* _PROBLEM DESCRIPTION_
Copy out every record below with complete accuracy.

* _EXERCISE DATA_

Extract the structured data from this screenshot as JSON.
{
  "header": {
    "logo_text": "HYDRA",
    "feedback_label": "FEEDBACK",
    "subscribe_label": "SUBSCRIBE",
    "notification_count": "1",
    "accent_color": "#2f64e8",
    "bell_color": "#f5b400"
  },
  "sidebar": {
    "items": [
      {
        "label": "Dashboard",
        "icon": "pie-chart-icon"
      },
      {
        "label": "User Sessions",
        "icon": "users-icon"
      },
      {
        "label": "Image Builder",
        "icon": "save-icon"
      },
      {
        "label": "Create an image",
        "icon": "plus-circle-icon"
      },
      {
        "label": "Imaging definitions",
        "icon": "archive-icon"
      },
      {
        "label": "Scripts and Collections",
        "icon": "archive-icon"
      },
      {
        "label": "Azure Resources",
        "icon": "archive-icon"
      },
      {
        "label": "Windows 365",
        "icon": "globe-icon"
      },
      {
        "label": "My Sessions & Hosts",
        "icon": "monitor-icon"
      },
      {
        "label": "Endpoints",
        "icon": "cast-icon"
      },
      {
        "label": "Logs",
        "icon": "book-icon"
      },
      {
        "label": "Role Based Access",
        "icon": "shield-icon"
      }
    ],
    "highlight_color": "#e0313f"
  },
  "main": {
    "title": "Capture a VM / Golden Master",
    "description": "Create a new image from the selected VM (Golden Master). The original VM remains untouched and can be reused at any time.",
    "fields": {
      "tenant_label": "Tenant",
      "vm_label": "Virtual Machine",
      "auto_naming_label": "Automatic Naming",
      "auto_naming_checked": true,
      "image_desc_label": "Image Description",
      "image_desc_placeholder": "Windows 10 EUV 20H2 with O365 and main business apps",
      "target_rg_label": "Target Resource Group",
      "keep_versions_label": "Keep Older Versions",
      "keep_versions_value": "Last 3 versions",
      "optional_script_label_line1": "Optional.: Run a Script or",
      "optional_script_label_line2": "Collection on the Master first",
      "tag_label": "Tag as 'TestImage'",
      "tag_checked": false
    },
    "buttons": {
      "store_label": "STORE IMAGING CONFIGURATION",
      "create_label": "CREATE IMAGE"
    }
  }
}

* _EXERCISE RESULT_
Extract the structured data from this screenshot as JSON.
{
  "header": {
    "logo_text": "HYDRA",
    "feedback_label": "FEEDBACK",
    "subscribe_label": "SUBSCRIBE",
    "notification_count": "1",
    "accent_color": "#2f64e8",
    "bell_color": "#f5b400"
  },
  "sidebar": {
    "items": [
      {
        "label": "Dashboard",
        "icon": "pie-chart-icon"
      },
      {
        "label": "User Sessions",
        "icon": "users-icon"
      },
      {
        "label": "Image Builder",
        "icon": "save-icon"
      },
      {
        "label": "Create an image",
        "icon": "plus-circle-icon"
      },
      {
        "label": "Imaging definitions",
        "icon": "archive-icon"
      },
      {
        "label": "Scripts and Collections",
        "icon": "archive-icon"
      },
      {
        "label": "Azure Resources",
        "icon": "archive-icon"
      },
      {
        "label": "Windows 365",
        "icon": "globe-icon"
      },
      {
        "label": "My Sessions & Hosts",
        "icon": "monitor-icon"
      },
      {
        "label": "Endpoints",
        "icon": "cast-icon"
      },
      {
        "label": "Logs",
        "icon": "book-icon"
      },
      {
        "label": "Role Based Access",
        "icon": "shield-icon"
      }
    ],
    "highlight_color": "#e0313f"
  },
  "main": {
    "title": "Capture a VM / Golden Master",
    "description": "Create a new image from the selected VM (Golden Master). The original VM remains untouched and can be reused at any time.",
    "fields": {
      "tenant_label": "Tenant",
      "vm_label": "Virtual Machine",
      "auto_naming_label": "Automatic Naming",
      "auto_naming_checked": true,
      "image_desc_label": "Image Description",
      "image_desc_placeholder": "Windows 10 EUV 20H2 with O365 and main business apps",
      "target_rg_label": "Target Resource Group",
      "keep_versions_label": "Keep Older Versions",
      "keep_versions_value": "Last 3 versions",
      "optional_script_label_line1": "Optional.: Run a Script or",
      "optional_script_label_line2": "Collection on the Master first",
      "tag_label": "Tag as 'TestImage'",
      "tag_checked": false
    },
    "buttons": {
      "store_label": "STORE IMAGING CONFIGURATION",
      "create_label": "CREATE IMAGE"
    }
  }
}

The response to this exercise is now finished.